= Beginning of Section =

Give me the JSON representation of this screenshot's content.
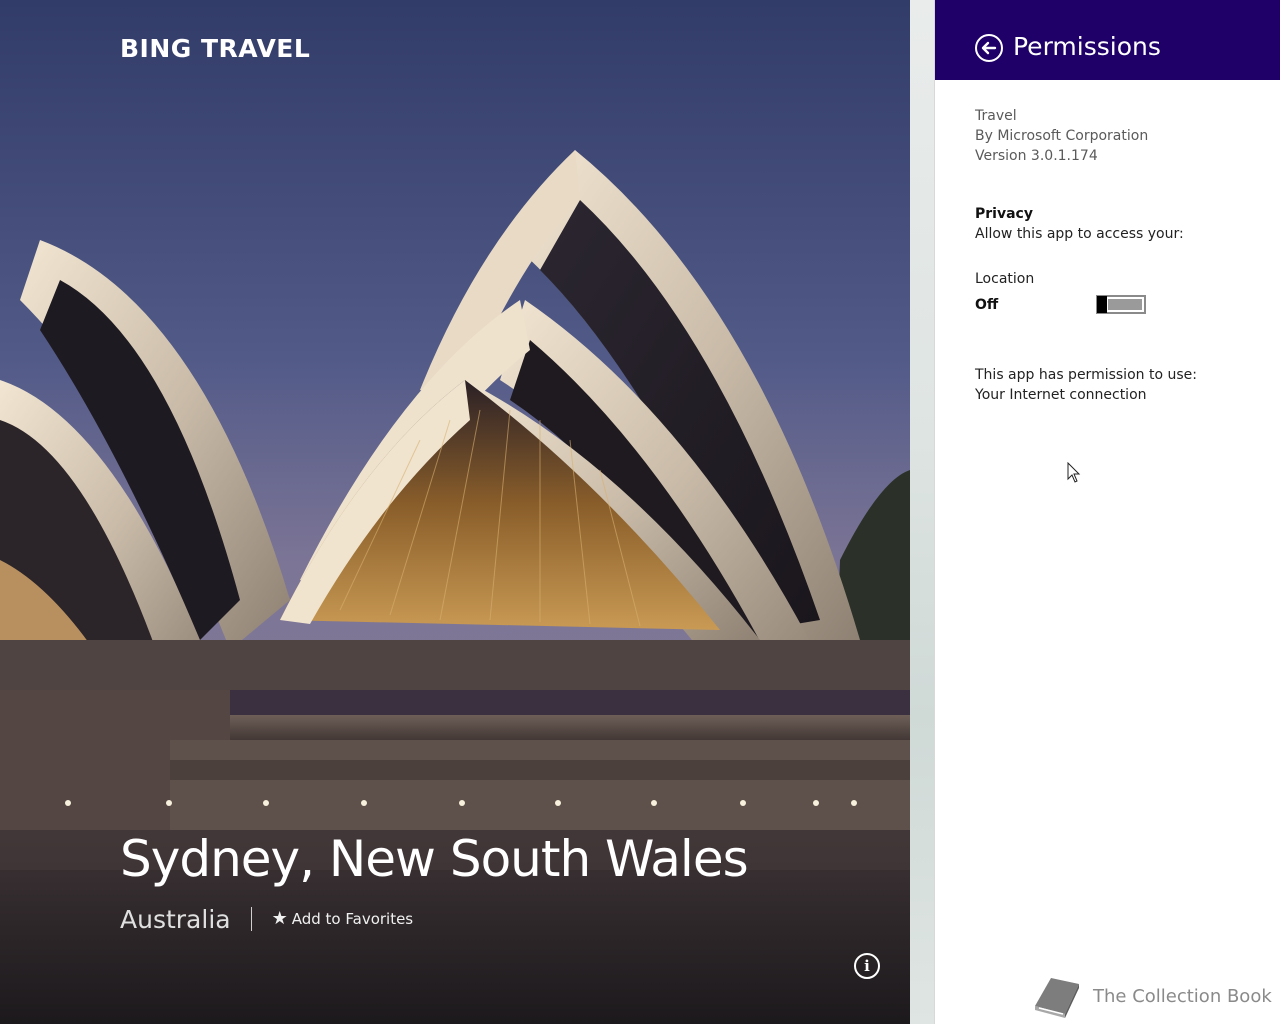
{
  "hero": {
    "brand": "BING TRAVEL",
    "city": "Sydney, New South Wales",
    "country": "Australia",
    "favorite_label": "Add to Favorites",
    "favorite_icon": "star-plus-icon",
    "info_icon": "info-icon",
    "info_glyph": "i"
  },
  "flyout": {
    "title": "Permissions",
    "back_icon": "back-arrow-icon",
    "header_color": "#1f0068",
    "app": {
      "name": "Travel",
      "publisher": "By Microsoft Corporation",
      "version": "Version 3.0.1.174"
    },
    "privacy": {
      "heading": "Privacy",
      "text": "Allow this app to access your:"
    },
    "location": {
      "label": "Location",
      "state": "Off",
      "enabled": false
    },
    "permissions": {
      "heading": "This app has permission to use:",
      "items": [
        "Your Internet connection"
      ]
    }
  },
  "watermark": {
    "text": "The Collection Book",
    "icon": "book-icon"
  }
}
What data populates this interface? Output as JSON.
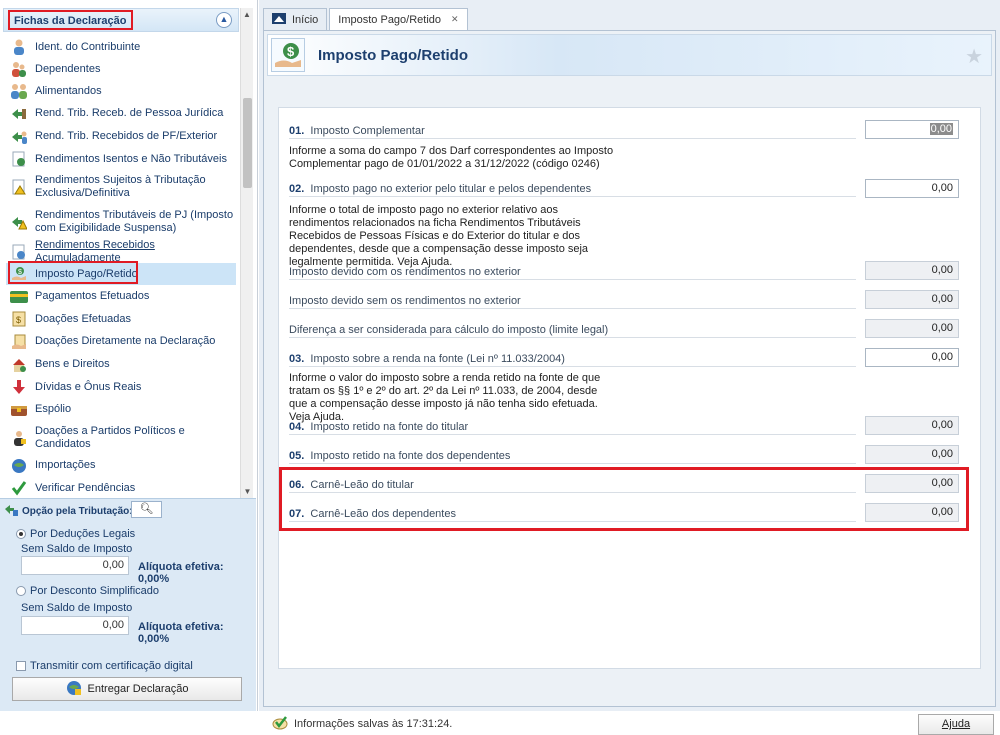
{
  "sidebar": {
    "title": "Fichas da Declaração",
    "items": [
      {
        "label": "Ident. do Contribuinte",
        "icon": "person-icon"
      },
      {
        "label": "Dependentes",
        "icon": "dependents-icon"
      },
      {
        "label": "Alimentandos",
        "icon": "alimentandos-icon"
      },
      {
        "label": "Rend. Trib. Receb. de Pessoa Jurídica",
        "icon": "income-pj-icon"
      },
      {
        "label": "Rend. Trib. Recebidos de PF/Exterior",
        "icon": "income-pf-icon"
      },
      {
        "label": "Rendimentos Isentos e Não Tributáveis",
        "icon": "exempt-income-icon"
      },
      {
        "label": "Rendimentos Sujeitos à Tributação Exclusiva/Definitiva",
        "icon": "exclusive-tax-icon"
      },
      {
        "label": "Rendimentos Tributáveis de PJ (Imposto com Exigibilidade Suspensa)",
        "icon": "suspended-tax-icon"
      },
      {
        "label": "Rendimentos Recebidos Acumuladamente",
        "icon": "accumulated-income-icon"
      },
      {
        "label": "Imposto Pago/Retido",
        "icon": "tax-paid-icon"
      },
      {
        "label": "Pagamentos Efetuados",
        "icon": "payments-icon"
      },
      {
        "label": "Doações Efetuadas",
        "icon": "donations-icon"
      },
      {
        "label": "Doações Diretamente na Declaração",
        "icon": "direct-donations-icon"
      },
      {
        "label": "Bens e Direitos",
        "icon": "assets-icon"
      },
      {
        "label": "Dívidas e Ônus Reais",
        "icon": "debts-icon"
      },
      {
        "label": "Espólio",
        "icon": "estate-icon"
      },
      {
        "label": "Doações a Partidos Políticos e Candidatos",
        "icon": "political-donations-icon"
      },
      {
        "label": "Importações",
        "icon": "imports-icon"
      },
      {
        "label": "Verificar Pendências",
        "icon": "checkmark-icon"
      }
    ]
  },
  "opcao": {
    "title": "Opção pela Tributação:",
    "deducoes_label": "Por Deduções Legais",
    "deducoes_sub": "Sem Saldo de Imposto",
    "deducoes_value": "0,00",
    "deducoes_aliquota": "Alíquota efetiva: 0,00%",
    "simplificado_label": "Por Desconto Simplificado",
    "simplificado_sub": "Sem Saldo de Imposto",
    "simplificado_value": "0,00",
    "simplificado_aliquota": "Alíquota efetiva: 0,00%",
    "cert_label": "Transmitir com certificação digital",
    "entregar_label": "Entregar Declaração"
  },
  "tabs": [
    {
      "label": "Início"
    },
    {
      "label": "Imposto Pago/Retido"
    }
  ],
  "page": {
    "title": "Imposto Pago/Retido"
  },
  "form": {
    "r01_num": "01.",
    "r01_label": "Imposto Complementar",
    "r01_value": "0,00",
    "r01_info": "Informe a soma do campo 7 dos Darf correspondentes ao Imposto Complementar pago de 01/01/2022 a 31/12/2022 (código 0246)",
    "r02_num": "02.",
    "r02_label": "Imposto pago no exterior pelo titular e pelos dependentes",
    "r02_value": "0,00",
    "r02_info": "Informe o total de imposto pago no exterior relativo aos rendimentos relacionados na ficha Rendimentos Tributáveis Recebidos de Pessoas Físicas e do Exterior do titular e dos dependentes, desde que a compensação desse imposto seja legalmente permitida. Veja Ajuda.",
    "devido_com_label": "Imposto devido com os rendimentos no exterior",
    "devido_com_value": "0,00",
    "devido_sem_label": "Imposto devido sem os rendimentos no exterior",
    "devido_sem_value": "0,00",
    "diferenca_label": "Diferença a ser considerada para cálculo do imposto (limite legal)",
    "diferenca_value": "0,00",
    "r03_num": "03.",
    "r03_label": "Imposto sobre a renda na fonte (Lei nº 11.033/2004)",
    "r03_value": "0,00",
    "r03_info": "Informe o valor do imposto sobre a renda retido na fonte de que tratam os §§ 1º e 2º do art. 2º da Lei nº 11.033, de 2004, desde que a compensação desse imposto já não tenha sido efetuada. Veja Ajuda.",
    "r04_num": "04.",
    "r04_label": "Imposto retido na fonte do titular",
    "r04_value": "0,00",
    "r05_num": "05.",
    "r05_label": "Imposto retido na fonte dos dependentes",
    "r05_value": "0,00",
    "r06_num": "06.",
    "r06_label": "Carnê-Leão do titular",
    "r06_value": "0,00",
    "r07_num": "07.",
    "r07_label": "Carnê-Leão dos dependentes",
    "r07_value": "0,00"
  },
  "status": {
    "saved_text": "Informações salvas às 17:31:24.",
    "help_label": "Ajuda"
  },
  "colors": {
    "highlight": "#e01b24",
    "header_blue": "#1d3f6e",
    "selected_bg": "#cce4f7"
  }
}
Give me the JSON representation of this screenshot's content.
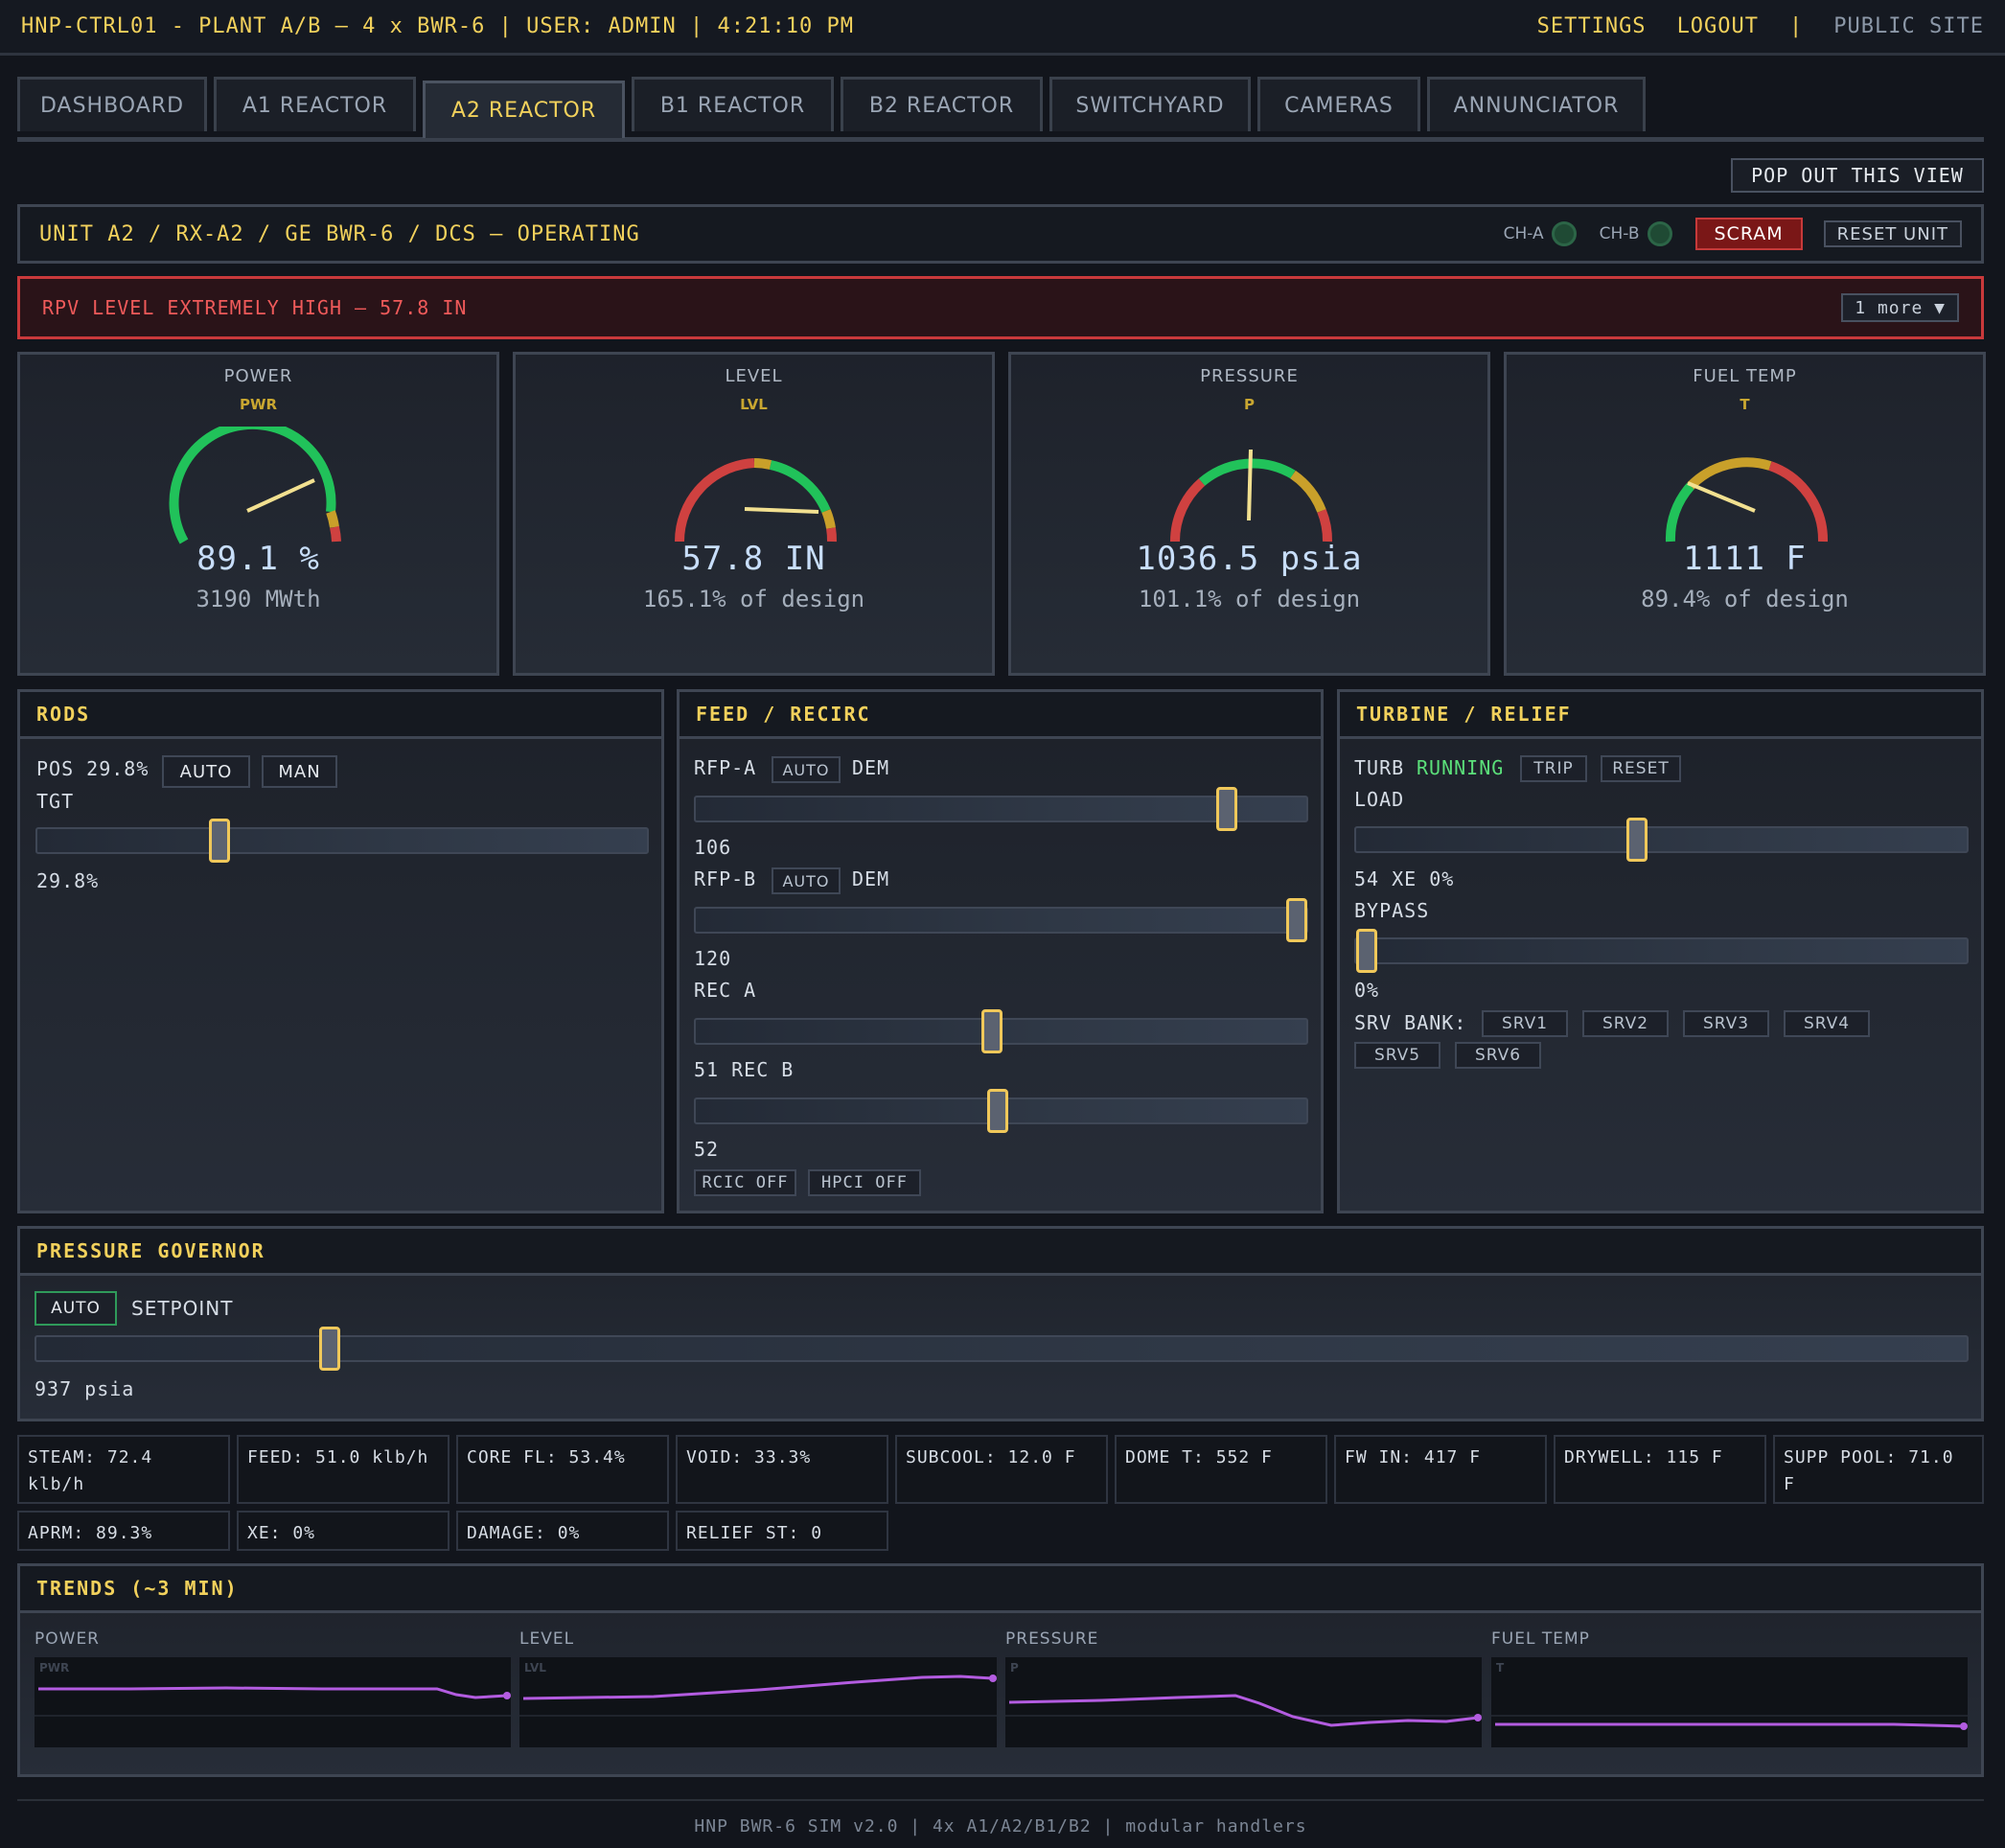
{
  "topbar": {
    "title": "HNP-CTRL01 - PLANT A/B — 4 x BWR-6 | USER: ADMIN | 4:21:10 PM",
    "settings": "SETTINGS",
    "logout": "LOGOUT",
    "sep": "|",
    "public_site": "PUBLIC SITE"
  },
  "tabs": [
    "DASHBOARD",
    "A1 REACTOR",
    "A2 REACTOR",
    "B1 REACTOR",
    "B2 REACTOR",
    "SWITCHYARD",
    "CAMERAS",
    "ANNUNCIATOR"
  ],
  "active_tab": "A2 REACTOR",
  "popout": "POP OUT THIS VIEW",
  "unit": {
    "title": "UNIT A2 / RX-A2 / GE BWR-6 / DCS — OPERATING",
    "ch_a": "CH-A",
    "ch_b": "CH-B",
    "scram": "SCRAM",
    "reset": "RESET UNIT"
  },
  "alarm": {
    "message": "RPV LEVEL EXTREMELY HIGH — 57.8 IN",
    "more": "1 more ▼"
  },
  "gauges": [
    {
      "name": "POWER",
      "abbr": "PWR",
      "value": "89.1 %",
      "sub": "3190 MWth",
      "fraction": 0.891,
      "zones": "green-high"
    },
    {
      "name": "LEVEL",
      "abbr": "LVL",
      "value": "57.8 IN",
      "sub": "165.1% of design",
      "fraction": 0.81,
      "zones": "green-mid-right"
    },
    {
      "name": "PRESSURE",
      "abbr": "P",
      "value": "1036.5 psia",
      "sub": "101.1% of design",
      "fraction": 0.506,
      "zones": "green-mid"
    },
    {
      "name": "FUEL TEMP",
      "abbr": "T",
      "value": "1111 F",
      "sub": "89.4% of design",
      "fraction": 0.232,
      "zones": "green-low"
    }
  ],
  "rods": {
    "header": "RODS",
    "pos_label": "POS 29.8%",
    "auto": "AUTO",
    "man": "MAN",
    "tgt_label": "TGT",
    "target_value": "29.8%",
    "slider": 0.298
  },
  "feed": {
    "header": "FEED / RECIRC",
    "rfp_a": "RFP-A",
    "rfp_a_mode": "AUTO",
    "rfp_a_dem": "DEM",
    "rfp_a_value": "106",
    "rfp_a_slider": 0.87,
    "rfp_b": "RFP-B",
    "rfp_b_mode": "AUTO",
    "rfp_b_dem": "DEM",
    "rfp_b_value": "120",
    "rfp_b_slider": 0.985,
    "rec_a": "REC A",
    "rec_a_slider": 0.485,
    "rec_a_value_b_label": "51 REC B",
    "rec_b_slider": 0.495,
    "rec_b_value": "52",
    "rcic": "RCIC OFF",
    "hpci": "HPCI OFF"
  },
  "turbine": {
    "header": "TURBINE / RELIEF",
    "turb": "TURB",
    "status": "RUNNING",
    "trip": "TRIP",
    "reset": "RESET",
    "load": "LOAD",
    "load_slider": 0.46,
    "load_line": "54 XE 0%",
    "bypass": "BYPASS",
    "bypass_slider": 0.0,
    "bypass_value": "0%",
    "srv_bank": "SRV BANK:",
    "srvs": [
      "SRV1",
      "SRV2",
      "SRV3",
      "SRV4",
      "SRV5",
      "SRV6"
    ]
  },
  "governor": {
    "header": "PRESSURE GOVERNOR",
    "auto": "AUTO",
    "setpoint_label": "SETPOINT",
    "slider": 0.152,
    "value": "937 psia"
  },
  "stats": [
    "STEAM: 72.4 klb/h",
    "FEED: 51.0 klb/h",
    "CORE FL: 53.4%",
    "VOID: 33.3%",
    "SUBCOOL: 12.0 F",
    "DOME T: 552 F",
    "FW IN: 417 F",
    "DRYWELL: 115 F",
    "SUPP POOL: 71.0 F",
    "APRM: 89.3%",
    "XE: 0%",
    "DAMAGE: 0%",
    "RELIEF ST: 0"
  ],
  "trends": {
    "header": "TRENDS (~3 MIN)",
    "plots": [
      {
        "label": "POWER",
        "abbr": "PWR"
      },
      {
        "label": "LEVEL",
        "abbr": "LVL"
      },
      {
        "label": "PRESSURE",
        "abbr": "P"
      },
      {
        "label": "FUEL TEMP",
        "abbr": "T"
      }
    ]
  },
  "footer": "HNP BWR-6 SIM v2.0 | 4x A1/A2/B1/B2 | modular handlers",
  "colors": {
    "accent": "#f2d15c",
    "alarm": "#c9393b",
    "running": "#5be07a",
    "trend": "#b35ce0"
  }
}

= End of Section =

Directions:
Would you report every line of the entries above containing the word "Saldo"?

Answer area:
    "deducoes_sub": "Sem Saldo de Imposto",
    "simplificado_sub": "Sem Saldo de Imposto",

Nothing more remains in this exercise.